**ACTIVITY**
Take the data below and filter it for lines containing the word "Angle"; show each line found.

::::::::::

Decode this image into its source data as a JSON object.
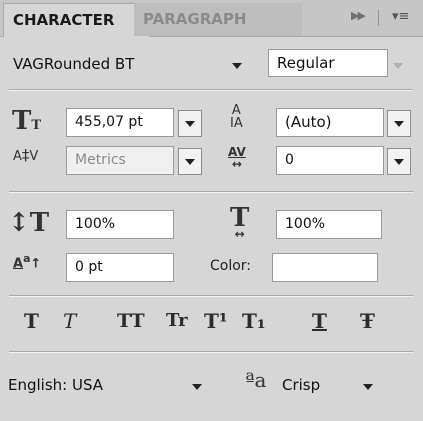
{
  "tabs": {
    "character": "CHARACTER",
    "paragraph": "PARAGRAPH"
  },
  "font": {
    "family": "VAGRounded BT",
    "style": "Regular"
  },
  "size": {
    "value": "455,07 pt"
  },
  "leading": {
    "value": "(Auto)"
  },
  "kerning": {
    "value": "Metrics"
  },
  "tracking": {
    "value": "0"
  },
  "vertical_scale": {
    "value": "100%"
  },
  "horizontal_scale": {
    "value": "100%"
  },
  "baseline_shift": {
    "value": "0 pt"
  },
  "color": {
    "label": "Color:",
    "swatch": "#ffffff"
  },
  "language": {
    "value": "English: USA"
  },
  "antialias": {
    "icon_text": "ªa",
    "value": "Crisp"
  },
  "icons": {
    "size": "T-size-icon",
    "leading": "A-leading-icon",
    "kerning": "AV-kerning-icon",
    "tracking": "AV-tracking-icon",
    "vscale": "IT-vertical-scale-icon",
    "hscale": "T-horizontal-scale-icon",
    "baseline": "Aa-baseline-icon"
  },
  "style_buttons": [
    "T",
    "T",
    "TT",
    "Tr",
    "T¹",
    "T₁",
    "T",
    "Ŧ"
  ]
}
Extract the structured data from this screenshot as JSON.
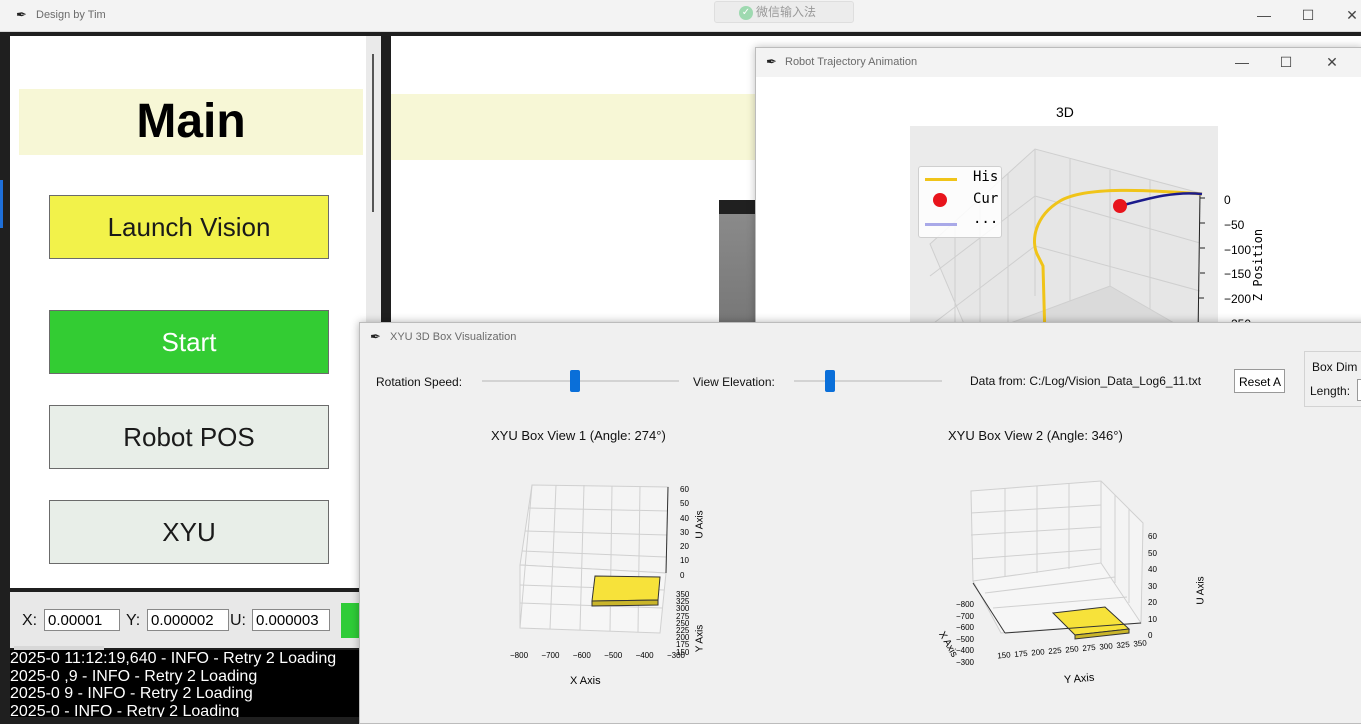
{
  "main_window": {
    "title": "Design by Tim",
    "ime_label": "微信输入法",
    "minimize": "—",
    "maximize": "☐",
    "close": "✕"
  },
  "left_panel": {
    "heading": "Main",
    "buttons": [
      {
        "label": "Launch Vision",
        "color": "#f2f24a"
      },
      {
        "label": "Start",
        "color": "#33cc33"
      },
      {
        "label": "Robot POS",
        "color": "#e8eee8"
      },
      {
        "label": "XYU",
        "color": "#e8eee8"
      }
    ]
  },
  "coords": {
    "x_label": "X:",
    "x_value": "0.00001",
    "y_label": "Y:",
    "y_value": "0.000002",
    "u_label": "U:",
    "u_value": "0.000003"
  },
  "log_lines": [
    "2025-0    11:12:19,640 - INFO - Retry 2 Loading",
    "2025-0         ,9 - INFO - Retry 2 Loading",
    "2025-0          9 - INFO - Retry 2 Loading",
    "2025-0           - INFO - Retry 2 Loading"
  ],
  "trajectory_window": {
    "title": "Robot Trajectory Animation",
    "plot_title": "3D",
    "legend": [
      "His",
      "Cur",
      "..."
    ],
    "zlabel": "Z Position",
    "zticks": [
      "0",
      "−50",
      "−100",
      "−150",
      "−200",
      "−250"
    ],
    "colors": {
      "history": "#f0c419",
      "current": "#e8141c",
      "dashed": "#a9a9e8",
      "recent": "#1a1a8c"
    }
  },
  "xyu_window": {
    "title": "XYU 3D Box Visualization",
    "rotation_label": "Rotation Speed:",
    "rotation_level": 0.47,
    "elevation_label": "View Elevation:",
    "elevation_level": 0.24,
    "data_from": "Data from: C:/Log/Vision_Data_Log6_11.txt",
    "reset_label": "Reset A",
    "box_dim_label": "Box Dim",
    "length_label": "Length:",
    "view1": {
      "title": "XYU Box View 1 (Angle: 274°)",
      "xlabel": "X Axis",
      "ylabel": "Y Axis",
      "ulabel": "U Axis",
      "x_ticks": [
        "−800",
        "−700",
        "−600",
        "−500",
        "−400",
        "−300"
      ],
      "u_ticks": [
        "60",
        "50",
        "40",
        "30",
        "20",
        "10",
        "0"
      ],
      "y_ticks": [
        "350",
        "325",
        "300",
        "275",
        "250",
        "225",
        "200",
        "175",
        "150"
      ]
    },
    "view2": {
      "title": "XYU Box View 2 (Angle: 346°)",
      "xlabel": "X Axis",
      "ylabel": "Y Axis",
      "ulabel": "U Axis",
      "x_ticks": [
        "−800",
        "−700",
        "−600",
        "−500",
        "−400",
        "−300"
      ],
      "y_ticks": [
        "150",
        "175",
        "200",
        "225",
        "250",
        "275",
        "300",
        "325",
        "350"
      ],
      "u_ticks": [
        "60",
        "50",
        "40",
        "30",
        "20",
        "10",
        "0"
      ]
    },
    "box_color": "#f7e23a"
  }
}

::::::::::

**OUTPUT BELOW**
      "title": "XYU Box View 1 (Angle: 274°)",
      "title": "XYU Box View 2 (Angle: 346°)",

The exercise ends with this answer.